The War and Treaty: “If It’s in Your Heart”

Posted on Feb 15, 2019 in Premieres
The War and Treaty: “If It’s in Your Heart”

There are a lot of things about being human that are hard and scary. On the inestimably long list, being vulnerable with another person is most certainly near the top. It requires immense courage to share something of yourself with another, when their response isn’t sufficiently pre-determined to be positive. Whether it’s saying “I love you” or “I need help,” humans are terrified of what might meet their heartfelt confession.
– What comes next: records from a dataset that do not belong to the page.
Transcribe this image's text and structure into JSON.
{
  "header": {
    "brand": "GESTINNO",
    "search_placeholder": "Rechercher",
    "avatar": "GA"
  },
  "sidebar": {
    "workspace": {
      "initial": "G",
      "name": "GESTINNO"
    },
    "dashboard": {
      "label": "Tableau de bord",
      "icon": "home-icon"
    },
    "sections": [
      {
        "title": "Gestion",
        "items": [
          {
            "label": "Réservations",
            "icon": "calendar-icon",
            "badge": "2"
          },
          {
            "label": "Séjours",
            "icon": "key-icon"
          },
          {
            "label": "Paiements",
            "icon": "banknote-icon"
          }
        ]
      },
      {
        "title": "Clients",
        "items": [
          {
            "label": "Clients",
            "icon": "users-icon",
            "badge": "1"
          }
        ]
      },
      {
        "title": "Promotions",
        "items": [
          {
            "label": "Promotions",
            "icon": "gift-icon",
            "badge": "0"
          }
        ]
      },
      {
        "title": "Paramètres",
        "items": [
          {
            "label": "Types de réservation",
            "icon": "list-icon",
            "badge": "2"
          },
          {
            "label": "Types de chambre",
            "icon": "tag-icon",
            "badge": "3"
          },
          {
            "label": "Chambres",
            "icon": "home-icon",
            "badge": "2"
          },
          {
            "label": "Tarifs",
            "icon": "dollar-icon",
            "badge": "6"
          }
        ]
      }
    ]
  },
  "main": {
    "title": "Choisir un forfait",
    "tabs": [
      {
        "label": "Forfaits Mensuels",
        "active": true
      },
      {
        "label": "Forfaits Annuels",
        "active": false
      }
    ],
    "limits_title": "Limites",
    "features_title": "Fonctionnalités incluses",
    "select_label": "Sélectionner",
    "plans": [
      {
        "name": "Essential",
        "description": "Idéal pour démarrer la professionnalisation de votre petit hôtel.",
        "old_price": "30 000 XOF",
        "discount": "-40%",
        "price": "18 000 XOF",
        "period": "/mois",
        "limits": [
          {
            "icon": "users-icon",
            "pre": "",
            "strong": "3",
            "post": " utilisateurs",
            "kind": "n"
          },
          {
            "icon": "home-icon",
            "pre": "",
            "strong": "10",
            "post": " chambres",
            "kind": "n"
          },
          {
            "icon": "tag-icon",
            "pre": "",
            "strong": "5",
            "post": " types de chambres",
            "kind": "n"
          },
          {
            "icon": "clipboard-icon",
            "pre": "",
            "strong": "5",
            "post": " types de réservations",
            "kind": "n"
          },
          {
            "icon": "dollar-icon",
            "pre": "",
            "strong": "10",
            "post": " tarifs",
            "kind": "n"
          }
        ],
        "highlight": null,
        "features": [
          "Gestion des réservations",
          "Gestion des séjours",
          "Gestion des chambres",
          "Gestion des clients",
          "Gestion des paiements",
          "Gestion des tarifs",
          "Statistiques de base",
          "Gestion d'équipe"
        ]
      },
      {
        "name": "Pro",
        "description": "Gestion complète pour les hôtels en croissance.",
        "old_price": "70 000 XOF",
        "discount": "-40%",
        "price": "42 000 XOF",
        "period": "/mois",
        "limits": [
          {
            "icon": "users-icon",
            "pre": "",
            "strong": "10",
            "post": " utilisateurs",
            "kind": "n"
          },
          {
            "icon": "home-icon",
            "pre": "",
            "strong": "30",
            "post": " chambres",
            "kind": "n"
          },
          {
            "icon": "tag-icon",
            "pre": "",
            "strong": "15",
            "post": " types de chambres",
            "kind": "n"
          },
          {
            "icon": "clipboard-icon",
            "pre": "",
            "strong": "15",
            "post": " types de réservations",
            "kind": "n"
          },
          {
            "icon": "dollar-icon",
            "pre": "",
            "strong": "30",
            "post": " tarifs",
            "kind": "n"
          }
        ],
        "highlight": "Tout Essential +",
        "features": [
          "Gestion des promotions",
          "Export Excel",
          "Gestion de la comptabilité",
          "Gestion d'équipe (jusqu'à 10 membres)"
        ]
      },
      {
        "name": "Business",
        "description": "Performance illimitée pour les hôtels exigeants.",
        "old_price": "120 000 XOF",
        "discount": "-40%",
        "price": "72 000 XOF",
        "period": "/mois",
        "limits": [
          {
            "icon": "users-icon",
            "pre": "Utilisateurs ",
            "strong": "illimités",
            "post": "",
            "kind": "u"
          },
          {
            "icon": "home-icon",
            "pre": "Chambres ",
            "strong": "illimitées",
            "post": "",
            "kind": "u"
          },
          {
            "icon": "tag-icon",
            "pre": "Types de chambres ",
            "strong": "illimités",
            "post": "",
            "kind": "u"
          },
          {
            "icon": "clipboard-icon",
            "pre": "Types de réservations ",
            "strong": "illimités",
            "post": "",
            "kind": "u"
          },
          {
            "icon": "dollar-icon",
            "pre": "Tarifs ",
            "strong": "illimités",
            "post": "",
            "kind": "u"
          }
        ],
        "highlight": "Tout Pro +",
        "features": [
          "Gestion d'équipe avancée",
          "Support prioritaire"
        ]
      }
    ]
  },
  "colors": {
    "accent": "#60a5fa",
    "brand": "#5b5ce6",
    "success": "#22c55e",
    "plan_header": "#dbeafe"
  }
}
The War and Treaty’s “If It’s in Your Heart” was sparked by an incident that involved both sides of that equation. A few years ago, Michael Trotter, who served in the Army prior to his career in music, was talking to a friend from the military who confided in him that she’d been raped while in the service. Naturally, he asked if she was okay. She said she was fine. He took her at her word and didn’t push or pry. Though she didn’t ask for help, his gut had a twinge of concern as they hung up the phone.

“Something in her voice, as we said goodbye, would suggest otherwise,” Trotter says. “Instead of investigating the feeling of uneasiness that I had, I chalked it up as me just being nervous. She was a strong gal, and I didn’t want to impose on that, so I left it alone.”

“Two weeks later, her sister contacted me and said that she had committed suicide,” he continues. “Everything inside of me wished that I had acted on that gut feeling I had that was saying, ‘Something is not right.’” He wrote “If It’s in Your Heart” while thinking and rethinking the moment wherein they both missed the opportunity to speak their truths. She needed help, but couldn’t ask for it. He sensed her need, but didn’t offer it. So faint is the line between recognizing someone’s burdens and respecting their boundaries.

Time and again, it has been proven that we regret the things we don’t do or say far more often than the things we do. But doing and saying the things in our hearts demands the courage to be vulnerable. Yes, in doing so, we risk the chance of being misunderstood or rejected, if things don’t go our way. If they do, though, we take a step toward embracing a love, realizing a dream, or saving a life. And all of those things are absolutely worth the risk.